“That can include medication with a ‘morning-after pill’ as long as this has a prophylactic and not an abortive effect,” he said in a statement. “Medical and pharmaceutical methods that induce the death of an embryo may still not be used.”
That means there is no change to the Catholic Church’s ban on the so-called abortion pill based on the drug mifepristone or RU-486, and marketed as Mifegyne or Mifeprex.
The Church remains firmly opposed to abortion and artificial birth control, but in Germany it will now differentiate between pills that prevent sperm from fertilizing an egg in the womb and pills that induce an abortion, in cases of rape.
The German church, which has already faced mass desertions over cases of sexual abuse of children by priests, had been expected to change its position on the morning-after pill after apologizing about an incident involving two hospitals in Cologne last month.
The critical German lay movement “Wir sind Kirche” (We are the Church) said bishops took the decision because they feared losing state subsidies for church hospitals. The Catholic Church runs 25 percent of German hospitals and half of those in North Rhine-Westphalia state, which includes Cologne, it said.
Cologne’s Cardinal Joachim Meisner, an ally of the outgoing German-born Pope Benedict, has already apologized for the church hospitals’ treatment of the woman. He said it “shames us deeply because it contradicts our Christian mission and our purpose.”

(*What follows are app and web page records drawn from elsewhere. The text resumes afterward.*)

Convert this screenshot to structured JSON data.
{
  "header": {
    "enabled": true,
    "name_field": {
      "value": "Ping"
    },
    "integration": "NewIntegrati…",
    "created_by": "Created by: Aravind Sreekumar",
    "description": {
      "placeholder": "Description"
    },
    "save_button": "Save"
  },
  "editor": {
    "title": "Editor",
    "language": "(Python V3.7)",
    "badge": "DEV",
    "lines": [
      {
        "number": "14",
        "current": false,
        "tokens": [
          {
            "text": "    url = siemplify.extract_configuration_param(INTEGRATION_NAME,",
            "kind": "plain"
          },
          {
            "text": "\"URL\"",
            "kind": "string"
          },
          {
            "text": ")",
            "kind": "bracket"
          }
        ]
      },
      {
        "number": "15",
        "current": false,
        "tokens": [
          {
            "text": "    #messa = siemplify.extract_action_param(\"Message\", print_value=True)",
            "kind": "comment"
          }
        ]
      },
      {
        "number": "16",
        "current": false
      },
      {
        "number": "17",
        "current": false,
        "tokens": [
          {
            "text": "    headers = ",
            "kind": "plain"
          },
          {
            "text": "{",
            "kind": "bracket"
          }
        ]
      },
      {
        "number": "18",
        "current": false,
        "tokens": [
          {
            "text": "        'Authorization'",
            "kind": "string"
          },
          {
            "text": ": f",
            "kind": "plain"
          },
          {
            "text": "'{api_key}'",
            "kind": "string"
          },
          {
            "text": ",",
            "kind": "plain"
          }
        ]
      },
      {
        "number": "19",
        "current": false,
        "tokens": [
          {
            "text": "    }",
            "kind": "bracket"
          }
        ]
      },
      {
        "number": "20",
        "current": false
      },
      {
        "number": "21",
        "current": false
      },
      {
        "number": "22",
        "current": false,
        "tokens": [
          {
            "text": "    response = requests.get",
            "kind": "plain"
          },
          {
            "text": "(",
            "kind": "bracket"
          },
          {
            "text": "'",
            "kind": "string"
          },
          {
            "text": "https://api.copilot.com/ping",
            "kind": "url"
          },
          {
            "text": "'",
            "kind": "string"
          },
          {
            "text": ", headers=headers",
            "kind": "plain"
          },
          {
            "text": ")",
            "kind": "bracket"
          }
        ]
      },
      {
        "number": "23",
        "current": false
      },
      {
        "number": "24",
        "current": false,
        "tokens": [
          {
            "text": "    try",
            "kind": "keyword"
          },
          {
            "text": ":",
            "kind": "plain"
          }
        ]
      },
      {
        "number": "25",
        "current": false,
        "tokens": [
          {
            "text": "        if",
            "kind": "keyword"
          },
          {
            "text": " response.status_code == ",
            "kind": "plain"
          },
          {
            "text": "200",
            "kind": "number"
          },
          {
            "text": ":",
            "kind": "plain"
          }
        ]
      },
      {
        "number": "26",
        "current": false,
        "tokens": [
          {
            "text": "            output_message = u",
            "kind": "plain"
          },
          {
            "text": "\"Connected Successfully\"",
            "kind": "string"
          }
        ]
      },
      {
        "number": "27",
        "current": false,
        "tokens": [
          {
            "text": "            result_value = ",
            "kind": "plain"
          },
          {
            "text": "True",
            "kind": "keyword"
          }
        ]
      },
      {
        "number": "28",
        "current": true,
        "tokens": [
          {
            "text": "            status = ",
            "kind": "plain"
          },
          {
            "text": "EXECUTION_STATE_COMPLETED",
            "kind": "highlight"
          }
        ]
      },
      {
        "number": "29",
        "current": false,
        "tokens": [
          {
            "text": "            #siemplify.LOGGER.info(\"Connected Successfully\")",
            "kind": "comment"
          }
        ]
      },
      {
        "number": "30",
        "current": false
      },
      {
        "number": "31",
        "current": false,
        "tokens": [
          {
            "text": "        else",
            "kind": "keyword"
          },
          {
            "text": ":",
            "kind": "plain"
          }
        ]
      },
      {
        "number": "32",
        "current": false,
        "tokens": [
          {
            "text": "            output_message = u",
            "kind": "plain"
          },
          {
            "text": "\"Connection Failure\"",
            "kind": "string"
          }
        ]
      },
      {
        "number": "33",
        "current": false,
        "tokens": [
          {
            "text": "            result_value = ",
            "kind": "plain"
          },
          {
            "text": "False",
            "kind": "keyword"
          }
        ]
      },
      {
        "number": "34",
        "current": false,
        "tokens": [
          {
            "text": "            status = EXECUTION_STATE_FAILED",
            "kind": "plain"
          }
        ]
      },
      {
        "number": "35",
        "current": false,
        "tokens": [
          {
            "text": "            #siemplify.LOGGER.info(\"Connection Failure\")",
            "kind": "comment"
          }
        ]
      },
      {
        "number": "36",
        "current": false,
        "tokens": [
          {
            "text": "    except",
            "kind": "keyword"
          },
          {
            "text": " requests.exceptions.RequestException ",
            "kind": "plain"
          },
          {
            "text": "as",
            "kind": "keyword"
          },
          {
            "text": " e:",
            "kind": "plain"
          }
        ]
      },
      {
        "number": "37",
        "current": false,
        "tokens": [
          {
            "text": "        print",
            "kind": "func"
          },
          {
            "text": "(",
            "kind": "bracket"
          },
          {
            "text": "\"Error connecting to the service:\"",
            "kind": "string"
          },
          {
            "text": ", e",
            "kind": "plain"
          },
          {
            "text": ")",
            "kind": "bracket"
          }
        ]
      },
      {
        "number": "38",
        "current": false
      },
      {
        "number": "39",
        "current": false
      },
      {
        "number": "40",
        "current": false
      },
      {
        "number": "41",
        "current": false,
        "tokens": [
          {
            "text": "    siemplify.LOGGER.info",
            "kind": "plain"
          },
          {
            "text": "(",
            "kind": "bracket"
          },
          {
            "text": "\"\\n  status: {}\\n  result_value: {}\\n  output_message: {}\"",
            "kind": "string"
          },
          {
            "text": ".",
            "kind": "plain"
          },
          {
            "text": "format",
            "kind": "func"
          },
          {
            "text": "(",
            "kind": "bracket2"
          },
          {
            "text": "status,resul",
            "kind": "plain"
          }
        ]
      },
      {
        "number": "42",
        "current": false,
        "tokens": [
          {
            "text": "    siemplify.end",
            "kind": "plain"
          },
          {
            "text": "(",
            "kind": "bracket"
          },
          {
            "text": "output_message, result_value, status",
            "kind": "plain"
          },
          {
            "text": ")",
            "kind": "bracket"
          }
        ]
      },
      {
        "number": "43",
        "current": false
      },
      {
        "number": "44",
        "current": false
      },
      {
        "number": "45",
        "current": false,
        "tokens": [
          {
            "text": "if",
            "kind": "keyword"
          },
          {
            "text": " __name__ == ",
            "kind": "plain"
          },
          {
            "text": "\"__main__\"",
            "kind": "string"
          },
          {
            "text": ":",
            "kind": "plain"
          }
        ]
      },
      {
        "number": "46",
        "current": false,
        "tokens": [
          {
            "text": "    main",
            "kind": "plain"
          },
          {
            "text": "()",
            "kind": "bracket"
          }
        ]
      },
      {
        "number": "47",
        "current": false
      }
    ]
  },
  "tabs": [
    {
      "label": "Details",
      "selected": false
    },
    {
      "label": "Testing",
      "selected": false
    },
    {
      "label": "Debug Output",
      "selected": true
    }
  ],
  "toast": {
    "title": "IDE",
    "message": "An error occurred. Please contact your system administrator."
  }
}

It will be interesting to hear how the USCCB reacts to this decision, especially in light of the news that more women are using the “morning after” pill these days. Clearly the German Bishops stand against the use of the “morning after” pill in cases that are not a result of sexual assault. Clearly the German Bishops stand against the use of the “morning after” pill in cases that are not a result of sexual assault. Sorry NPR.
From the National Catholic Bioethics Center: Getting It Right “The Morning-After.”
Some have argued that it may be immoral for Catholics to provide any contraceptive measures at all to a woman who has been raped. Such a view is incorrect, however, because a woman who has been sexually assaulted is clearly entitled to protect herself from the attacker’s sperm. The Church teaches that rape is not a unitive act that requires openness to procreation. It is rather an act of violence against another person, and the woman is allowed to take steps to prevent the possible fertilization of her own egg(s). It is permissible, then, for Catholic hospitals to provide their patients with morning-after pills if the following four conditions are met:
1. The woman is not already pregnant from prior, freely-chosen sexual activity.
2. The woman has been sexually assaulted.
3. The woman has not yet ovulated (i.e. has not released an egg from her ovary into the fallopian tube where it could be fertilized by the attacker’s sperm).
4. The morning-after pill can reasonably be expected to prevent her from ovulating.
When a woman arrives to an emergency room following a sexual assault, a simple urine test for leutinizing hormone (LH) can be used to gain information about whether she is ovulating. If it is determined that her LH levels have spiked and she is ovulating, the morning-after pill will not be able to block the egg’s release from her ovary. If it were to be administered under these circumstances, the morning-after pill might function to prevent the implantation of any newly conceived embryo(s), which would be the moral equivalent of an abortion. Under these conditions, therefore, the morning-after pill should not be administered.
Deacon Greg Kandra: German bishops allow “morning after” pill in cases of rape.